[App and web page records]
__________
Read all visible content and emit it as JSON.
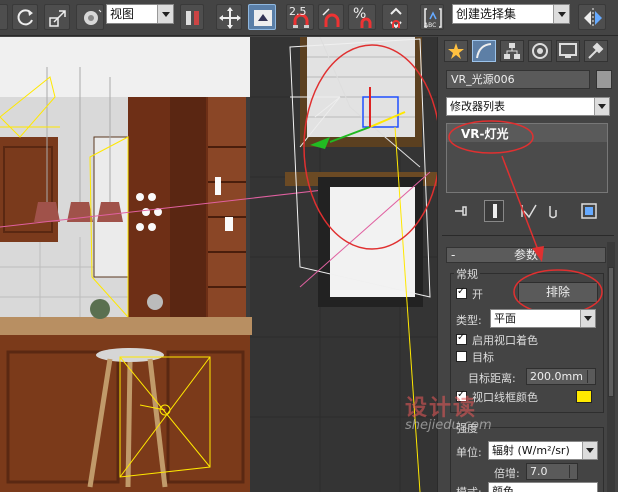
{
  "toolbar": {
    "viewport_select": "视图",
    "snap_angle_label": "2.5",
    "percent_label": "%",
    "named_selection_placeholder": "创建选择集",
    "abc_label": "ABC"
  },
  "panel": {
    "object_name": "VR_光源006",
    "modifier_list_label": "修改器列表",
    "stack_item": "VR-灯光",
    "parameters_header": "参数",
    "general_group_label": "常规",
    "on_label": "开",
    "on_checked": true,
    "exclude_button": "排除",
    "type_label": "类型:",
    "type_value": "平面",
    "enable_viewport_shading_label": "启用视口着色",
    "enable_viewport_shading_checked": true,
    "targeted_label": "目标",
    "targeted_checked": false,
    "target_distance_label": "目标距离:",
    "target_distance_value": "200.0mm",
    "viewport_wire_color_label": "视口线框颜色",
    "viewport_wire_color": "#ffea00",
    "intensity_group_label": "强度",
    "units_label": "单位:",
    "units_value": "辐射 (W/m²/sr)",
    "multiplier_label": "倍增:",
    "multiplier_value": "7.0",
    "mode_label": "模式:",
    "mode_value": "颜色"
  },
  "watermark": {
    "logo_text": "设计读",
    "url_text": "shejiedu.com"
  },
  "colors": {
    "annotation_red": "#e03030",
    "selection_yellow": "#ffe800",
    "active_tab": "#5d7fa6"
  }
}
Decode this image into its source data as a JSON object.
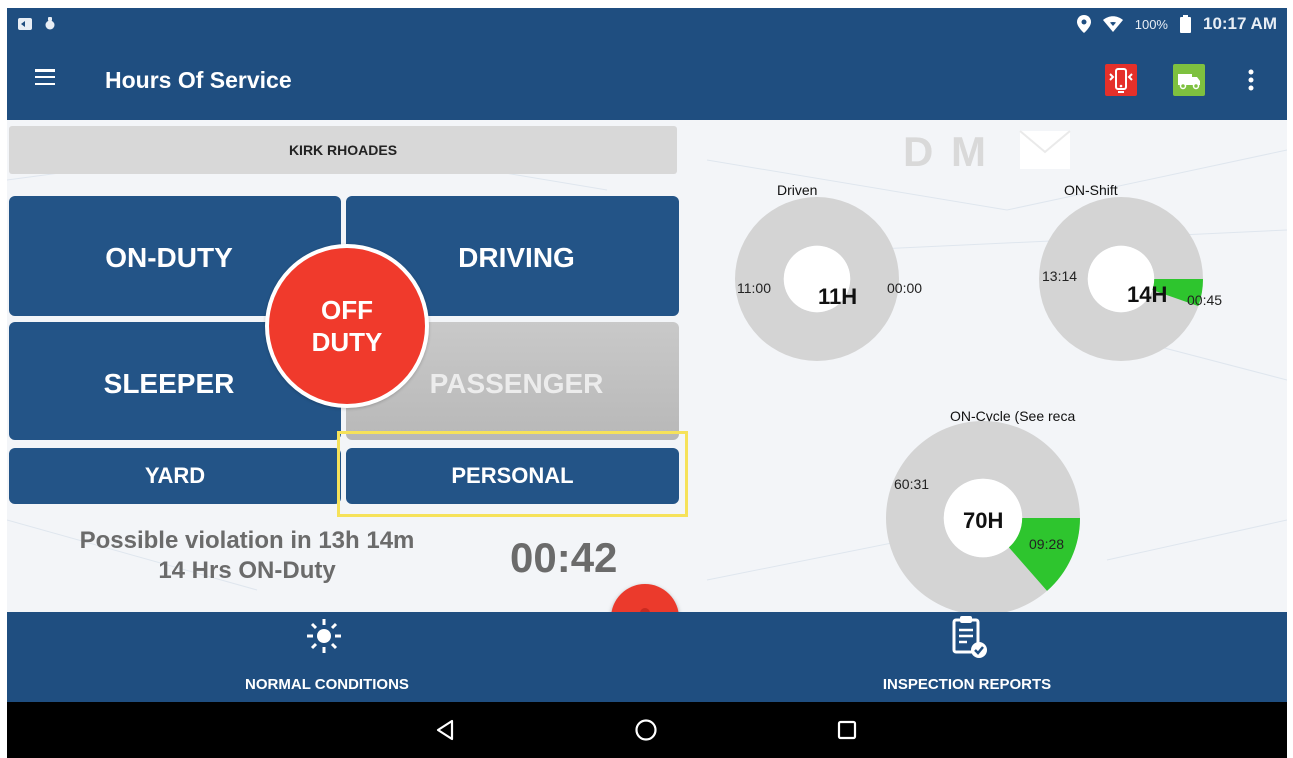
{
  "status_bar": {
    "battery": "100%",
    "time": "10:17 AM"
  },
  "app_bar": {
    "title": "Hours Of Service"
  },
  "driver": {
    "name": "KIRK RHOADES"
  },
  "badges": {
    "d": "D",
    "m": "M"
  },
  "duty_buttons": {
    "on_duty": "ON-DUTY",
    "driving": "DRIVING",
    "sleeper": "SLEEPER",
    "passenger": "PASSENGER",
    "yard": "YARD",
    "personal": "PERSONAL",
    "off_duty_line1": "OFF",
    "off_duty_line2": "DUTY"
  },
  "violation": {
    "line1": "Possible violation in 13h 14m",
    "line2": "14 Hrs ON-Duty",
    "timer": "00:42"
  },
  "charts": {
    "driven": {
      "label": "Driven",
      "center": "11H",
      "remaining": "11:00",
      "used": "00:00",
      "fraction": 0
    },
    "on_shift": {
      "label": "ON-Shift",
      "center": "14H",
      "remaining": "13:14",
      "used": "00:45",
      "fraction": 0.0536
    },
    "on_cycle": {
      "label": "ON-Cycle (See reca",
      "center": "70H",
      "remaining": "60:31",
      "used": "09:28",
      "fraction": 0.1352
    }
  },
  "bottom_bar": {
    "conditions": "NORMAL CONDITIONS",
    "inspection": "INSPECTION REPORTS"
  },
  "colors": {
    "primary": "#1f4e80",
    "button": "#235487",
    "off_duty": "#f03a2c",
    "used": "#2ec52e",
    "donut_gray": "#d4d4d4",
    "highlight": "#f6e25a"
  }
}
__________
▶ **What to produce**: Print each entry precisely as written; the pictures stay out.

▶ **Your response**:
Read all visible content and emit it as JSON.
{
  "toolbar": {
    "viewport_select": "视图",
    "snap_angle_label": "2.5",
    "percent_label": "%",
    "named_selection_placeholder": "创建选择集",
    "abc_label": "ABC"
  },
  "panel": {
    "object_name": "VR_光源006",
    "modifier_list_label": "修改器列表",
    "stack_item": "VR-灯光",
    "parameters_header": "参数",
    "general_group_label": "常规",
    "on_label": "开",
    "on_checked": true,
    "exclude_button": "排除",
    "type_label": "类型:",
    "type_value": "平面",
    "enable_viewport_shading_label": "启用视口着色",
    "enable_viewport_shading_checked": true,
    "targeted_label": "目标",
    "targeted_checked": false,
    "target_distance_label": "目标距离:",
    "target_distance_value": "200.0mm",
    "viewport_wire_color_label": "视口线框颜色",
    "viewport_wire_color": "#ffea00",
    "intensity_group_label": "强度",
    "units_label": "单位:",
    "units_value": "辐射 (W/m²/sr)",
    "multiplier_label": "倍增:",
    "multiplier_value": "7.0",
    "mode_label": "模式:",
    "mode_value": "颜色"
  },
  "watermark": {
    "logo_text": "设计读",
    "url_text": "shejiedu.com"
  },
  "colors": {
    "annotation_red": "#e03030",
    "selection_yellow": "#ffe800",
    "active_tab": "#5d7fa6"
  }
}
Decode this image into its source data as a JSON object.
{
  "status_bar": {
    "battery": "100%",
    "time": "10:17 AM"
  },
  "app_bar": {
    "title": "Hours Of Service"
  },
  "driver": {
    "name": "KIRK RHOADES"
  },
  "badges": {
    "d": "D",
    "m": "M"
  },
  "duty_buttons": {
    "on_duty": "ON-DUTY",
    "driving": "DRIVING",
    "sleeper": "SLEEPER",
    "passenger": "PASSENGER",
    "yard": "YARD",
    "personal": "PERSONAL",
    "off_duty_line1": "OFF",
    "off_duty_line2": "DUTY"
  },
  "violation": {
    "line1": "Possible violation in 13h 14m",
    "line2": "14 Hrs ON-Duty",
    "timer": "00:42"
  },
  "charts": {
    "driven": {
      "label": "Driven",
      "center": "11H",
      "remaining": "11:00",
      "used": "00:00",
      "fraction": 0
    },
    "on_shift": {
      "label": "ON-Shift",
      "center": "14H",
      "remaining": "13:14",
      "used": "00:45",
      "fraction": 0.0536
    },
    "on_cycle": {
      "label": "ON-Cycle (See reca",
      "center": "70H",
      "remaining": "60:31",
      "used": "09:28",
      "fraction": 0.1352
    }
  },
  "bottom_bar": {
    "conditions": "NORMAL CONDITIONS",
    "inspection": "INSPECTION REPORTS"
  },
  "colors": {
    "primary": "#1f4e80",
    "button": "#235487",
    "off_duty": "#f03a2c",
    "used": "#2ec52e",
    "donut_gray": "#d4d4d4",
    "highlight": "#f6e25a"
  }
}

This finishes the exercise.